Provides an explanation of the role of the SWA and suggested best practices for optimizing the role and the contribution of the SWA to the school and conference.
The Title IX Coordinator and Athletics Compliance
An explanation of the federally-required campus Title IX coordinator role and a sample Title IX policy. Title IX Coordinators and Athletics Compliance.
Title IX Resources
TITLE IX: “No person in the United States shall, on the basis of sex, be excluded from participation in, be denied the benefits of, or be subjected to discrimination under any education program or activity receiving federal financial assistance.”
Training videos, current news, research and teaching resources are available through the NCAA Title IX Resource Center.
Information from the Women’s Sports Foundation
The Women’s Sports Foundation (WSF), founded in 1974 by Billie Jean King, is the leader in promoting sports, health and education for girls and women. The Women’s Sports Foundation continues to have a profound impact on female athletics, from its vigorous advocacy of Title IX legislation and development of public policy to its grants and scholarships, grassroots programs for underserved girls and groundbreaking research.
- Know your Rights regarding Gender Equity & Title IX: Learn more
- Understanding Title IX: Learn more
- Equity Issues: Learn more
For more information about Title IX and Gender Equity Issues, call the WSF InfoLine at 800.227.3988 or email Advocacy@WomensSportsFoundation.org.
Inclusion of LGBTQ Student-Athletes and Staff in NCAA Programs
Champions of Respect was commissioned by the LGBTQ Subcommittee of the NCAA association-wide Committee on Women’s Athletics and the Minority Opportunities and Interests Committee in 2012.
Equity in Athletics Disclosure Act
Check how your school is doing with gender equity numbers; see reported numbers on participation, budgets, scholarships and coaches for your school and others:
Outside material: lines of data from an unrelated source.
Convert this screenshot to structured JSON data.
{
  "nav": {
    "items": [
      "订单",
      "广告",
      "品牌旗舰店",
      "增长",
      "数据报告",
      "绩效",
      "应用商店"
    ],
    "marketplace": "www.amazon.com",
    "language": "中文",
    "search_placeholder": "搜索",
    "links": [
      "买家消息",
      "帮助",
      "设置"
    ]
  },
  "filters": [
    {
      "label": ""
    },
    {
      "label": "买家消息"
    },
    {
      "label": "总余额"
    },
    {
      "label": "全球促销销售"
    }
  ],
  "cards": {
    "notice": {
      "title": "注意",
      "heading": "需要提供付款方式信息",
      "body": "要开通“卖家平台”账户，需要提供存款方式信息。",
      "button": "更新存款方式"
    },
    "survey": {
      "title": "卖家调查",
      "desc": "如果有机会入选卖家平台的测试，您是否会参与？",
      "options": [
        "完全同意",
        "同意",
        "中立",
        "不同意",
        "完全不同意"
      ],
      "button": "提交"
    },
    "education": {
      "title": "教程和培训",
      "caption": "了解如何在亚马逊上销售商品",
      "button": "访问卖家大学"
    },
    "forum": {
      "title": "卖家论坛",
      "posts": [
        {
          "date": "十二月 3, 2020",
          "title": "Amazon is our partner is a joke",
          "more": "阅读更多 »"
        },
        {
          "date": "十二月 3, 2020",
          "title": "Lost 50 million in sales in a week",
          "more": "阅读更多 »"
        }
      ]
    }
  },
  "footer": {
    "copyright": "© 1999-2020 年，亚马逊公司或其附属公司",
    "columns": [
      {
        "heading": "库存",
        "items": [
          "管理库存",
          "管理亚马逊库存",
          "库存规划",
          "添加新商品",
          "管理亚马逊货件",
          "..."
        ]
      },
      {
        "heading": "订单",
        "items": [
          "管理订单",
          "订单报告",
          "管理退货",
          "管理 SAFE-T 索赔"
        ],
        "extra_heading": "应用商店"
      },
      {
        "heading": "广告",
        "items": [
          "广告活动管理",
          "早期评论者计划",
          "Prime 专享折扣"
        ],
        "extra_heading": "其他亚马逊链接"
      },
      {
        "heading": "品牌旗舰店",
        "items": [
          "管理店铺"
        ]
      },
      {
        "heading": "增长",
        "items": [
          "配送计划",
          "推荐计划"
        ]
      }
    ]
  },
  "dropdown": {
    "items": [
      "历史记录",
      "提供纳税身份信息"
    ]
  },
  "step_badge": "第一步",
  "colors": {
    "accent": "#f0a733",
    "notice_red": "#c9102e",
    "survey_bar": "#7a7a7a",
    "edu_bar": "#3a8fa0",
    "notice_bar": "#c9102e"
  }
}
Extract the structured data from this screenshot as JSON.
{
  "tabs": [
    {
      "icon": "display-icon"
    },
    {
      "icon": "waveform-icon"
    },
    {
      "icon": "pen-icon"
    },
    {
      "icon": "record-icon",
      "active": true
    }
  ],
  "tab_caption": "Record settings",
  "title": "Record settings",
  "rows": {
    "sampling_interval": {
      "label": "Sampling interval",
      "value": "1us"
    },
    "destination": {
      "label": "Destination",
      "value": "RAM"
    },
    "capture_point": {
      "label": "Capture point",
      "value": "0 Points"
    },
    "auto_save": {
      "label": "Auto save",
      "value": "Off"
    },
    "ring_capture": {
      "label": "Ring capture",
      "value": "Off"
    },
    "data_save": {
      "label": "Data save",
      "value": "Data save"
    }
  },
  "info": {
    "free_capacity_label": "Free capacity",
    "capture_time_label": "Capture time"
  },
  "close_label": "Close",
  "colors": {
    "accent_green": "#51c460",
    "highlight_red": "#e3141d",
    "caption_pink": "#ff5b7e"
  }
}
National Women’s Law Center information on Title IX
Since 1972, the Center has expanded the possibilities for women and girls in this country. The NWLC has succeeded in getting new laws on the books and enforced; litigating ground-breaking cases all the way to the Supreme Court, and educating the public about ways to make laws and public policies work for women and their families. The Center has been a strong advocate for Title IX in athletics and has successfully represented coaches facing discrimination:
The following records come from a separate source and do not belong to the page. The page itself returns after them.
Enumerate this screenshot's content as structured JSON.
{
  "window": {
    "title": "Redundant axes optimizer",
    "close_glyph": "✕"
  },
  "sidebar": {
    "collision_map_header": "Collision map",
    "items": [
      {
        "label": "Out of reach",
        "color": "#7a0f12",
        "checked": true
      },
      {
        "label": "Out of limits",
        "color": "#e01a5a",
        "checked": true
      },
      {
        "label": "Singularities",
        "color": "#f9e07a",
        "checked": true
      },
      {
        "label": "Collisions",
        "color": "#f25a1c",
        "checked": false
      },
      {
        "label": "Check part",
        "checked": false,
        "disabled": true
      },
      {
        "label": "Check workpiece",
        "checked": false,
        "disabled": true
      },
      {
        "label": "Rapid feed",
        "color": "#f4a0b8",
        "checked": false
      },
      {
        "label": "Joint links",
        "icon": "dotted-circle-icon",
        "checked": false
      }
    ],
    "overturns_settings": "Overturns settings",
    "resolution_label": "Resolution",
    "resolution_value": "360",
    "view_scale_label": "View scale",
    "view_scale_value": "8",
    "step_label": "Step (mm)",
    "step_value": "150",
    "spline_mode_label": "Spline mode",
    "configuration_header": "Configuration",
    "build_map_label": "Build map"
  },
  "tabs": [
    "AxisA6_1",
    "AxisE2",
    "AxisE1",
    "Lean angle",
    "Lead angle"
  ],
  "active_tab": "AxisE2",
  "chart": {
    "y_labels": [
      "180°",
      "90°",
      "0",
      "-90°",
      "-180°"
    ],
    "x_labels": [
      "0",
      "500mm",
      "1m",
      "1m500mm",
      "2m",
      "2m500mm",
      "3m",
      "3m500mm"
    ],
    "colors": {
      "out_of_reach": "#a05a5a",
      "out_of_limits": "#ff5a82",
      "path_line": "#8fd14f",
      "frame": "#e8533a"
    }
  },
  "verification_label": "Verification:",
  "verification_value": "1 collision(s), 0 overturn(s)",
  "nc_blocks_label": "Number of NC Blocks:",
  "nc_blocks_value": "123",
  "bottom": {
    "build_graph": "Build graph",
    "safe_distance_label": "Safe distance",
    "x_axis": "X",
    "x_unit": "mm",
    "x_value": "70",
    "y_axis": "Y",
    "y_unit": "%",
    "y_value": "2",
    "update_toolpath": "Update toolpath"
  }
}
Celebrate Title IX!
Coaches check this out! Silver bracelets commemorate the 40th Anniversary of Title IX, the federal law requiring equal education for boys and girls. $40 of proceeds goes to the Women’s Sports Foundation to support our advocacy work on behalf of all girls and women. $40 for 40 years — appropriate, yes? Watch now
Do you have Title IX concerns?
Call the National Women’s Law Center Title IX Hotline at (855) 437- 4263 or the Women’s Sports Foundation InfoLine at (800) 227-3988
Return On Inclusion
Return On Inclusion™ (ROI) is a groundbreaking online learning platform for coaches, athletic administrators and athletic staff. ROI is a sport-specific diversity and inclusion education platform designed to develop inclusive leaders and foster a culture of belonging across social and cultural differences.